How Many Gods?
“Don’t believe in God? You are not alone.”
So reads a billboard along Interstate 95 in Philadelphia, erected by PhillyCOR (the Greater Philadelphia Coalition of Reason). The coalition defines itself as a group of free thinkers, atheists, humanists, and secularists out to improve “the image of people who do not believe in God.”1
Atheism, of course, is the belief in no god. The opposite end of religious thought is polytheism: the belief in many gods. Hinduism, for example, is polytheistic. In fact, an organization called the Association of Polytheist Traditions offers a full explanation on its Web site (www.manygods.org.uk) of what it means to be a polytheist. It candidly states, “Most of us practise [sic] Reconstructed European Pagan Religions. But we welcome all polytheists, including those who adhere to ‘world religions’ and those who simply have personal relationships with individual gods.”
Between these extremes stands monotheism: the belief in one God. According to the Bible, that one God is Jehovah (YHVH). And it is He who created the earth and He who will come to judge it (1 Chr. 16:33; Ps. 96:13; 98:9).
Islam is monotheistic. However, its god is Allah. Most of what we know about Allah is contained in the Qur’an, the highest source of information in Islam. Wrote expert Robert Morey: “The Qur’an’s concept of deity evolved out of the pre-Islamic pagan religion of Allah-worship. It is so uniquely Arab that it cannot be simply reduced to Jewish or Christian beliefs.”2 Thus the notion that the god of Islam is the same as the God of the Jews and Christians is false because Islam rejects the Bible as its sole source of information.3
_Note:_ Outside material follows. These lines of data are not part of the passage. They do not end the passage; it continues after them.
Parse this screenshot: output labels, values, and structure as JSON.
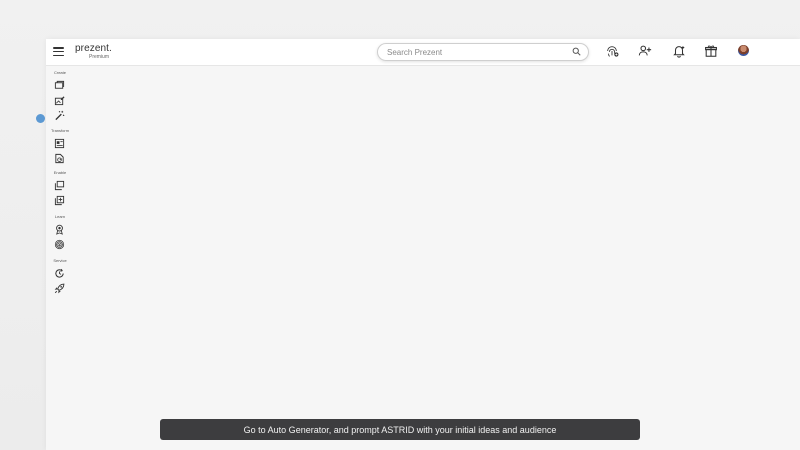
{
  "header": {
    "brand_name": "prezent.",
    "brand_tier": "Premium",
    "search_placeholder": "Search Prezent"
  },
  "sidebar": {
    "sections": [
      {
        "label": "Create",
        "items": [
          {
            "icon": "slides-stack-icon"
          },
          {
            "icon": "image-edit-icon"
          },
          {
            "icon": "magic-wand-icon"
          }
        ]
      },
      {
        "label": "Transform",
        "items": [
          {
            "icon": "template-convert-icon"
          },
          {
            "icon": "document-refresh-icon"
          }
        ]
      },
      {
        "label": "Enable",
        "items": [
          {
            "icon": "library-stack-icon"
          },
          {
            "icon": "add-collection-icon"
          }
        ]
      },
      {
        "label": "Learn",
        "items": [
          {
            "icon": "award-badge-icon"
          },
          {
            "icon": "fingerprint-icon"
          }
        ]
      },
      {
        "label": "Service",
        "items": [
          {
            "icon": "clock-refresh-icon"
          },
          {
            "icon": "rocket-icon"
          }
        ]
      }
    ]
  },
  "topbar_icons": [
    "fingerprint-add-icon",
    "add-user-icon",
    "notification-bell-icon",
    "gift-icon",
    "user-avatar"
  ],
  "caption": {
    "text": "Go to Auto Generator, and prompt ASTRID with your initial ideas and audience"
  },
  "colors": {
    "background": "#f6f6f6",
    "caption_bg": "#3d3d3f",
    "cursor_dot": "#4b8fcf"
  }
}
Practicing Jews and biblical Christians look to the Hebrew Scriptures to support their belief in one God. Genesis 1:1 says, “In the beginning God.” He is the God of Abraham, Isaac, and Jacob. The psalmist, desiring clarity on the topic of the existence of God, declared that the one who says there is no God is a fool (Ps. 14:1).
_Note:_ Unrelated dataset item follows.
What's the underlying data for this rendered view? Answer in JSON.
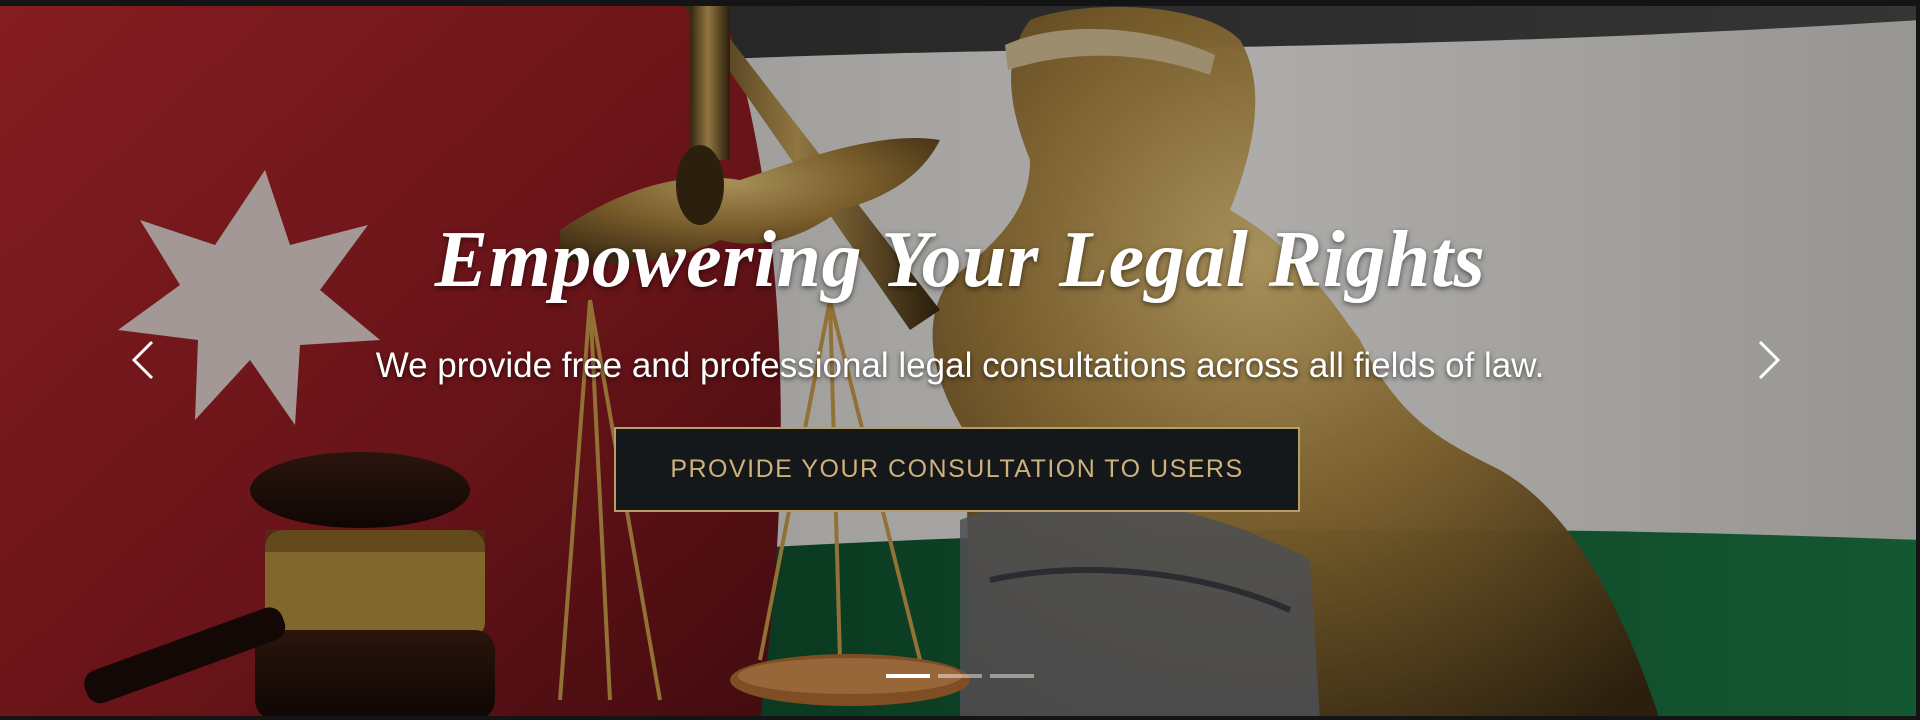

Nevertheless, a fork in the road emerges between Judaism and Christianity at the interpretation of the Shema: “Hear, O Israel: The Lᴏʀᴅ our God, the Lᴏʀᴅ is one!” (Dt. 6:4). The Shema is Judaism’s declaration of faith, the line in the sand concerning its view of monotheism: God is absolutely singular.
One God or Three?
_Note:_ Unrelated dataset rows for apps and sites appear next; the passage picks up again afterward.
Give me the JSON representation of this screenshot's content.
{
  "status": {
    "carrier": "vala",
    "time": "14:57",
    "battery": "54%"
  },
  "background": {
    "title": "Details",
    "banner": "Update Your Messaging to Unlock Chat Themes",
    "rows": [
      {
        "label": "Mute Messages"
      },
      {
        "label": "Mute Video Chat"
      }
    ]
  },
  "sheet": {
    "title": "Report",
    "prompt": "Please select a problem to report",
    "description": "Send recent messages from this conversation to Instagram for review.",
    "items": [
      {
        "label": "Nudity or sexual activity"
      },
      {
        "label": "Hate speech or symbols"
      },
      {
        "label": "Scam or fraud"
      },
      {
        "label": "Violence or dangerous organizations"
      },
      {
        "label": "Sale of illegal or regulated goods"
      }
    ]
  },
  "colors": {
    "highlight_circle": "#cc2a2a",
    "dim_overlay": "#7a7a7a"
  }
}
Biblical Christianity is unique in its view of monotheism. It sees God as a plural unity with three distinct persons. Although a complex doctrine to understand, its origins come from the very words of the Hebrew Scriptures.
For example, the word elohim in Genesis 1:1 is plural. And when God created man, He said, “Let Us make man in Our image, according to Our likeness” (Gen. 1:26). Even the Shema affirms this concept by using the word echad for “one.” Echad denotes a plurality within a unity.
Proverbs 30:4 refers to God’s Son: “Who has established all the ends of the earth? What is His name, and what is His Son’s name, if you know?”
Isaiah records God saying, “Now the Lord Gᴏᴅ and His Spirit have sent Me” (48:16). God speaks, saying both He and the Spirit were sent by God.
The Jewish writers of the New Testament, familiar with their own Hebrew Scriptures, confirmed and clarified the biblical teaching of a triune God. And in His final words before departing the earth, Jesus commanded His followers to make disciples and baptize them “in the name of the Father and of the Son and of the Holy Spirit” (Mt. 28:19).
How many gods? There is only one God. It is He who said, “I am the Lᴏʀᴅ your God….You shall have no other gods before Me” (Ex. 20:2–3).
- John Anastasi, “A place where those that don’t believe in God can meet,” Bucks County Courier Times, June 19, 2008 <phillyburbs.com/pb-dyn/news/111-06192008-1551452.html>.
- Robert Morey, The Islamic Invasion (Eugene, OR: Harvest House, 1992), 53. 3 Ibid., 57–65.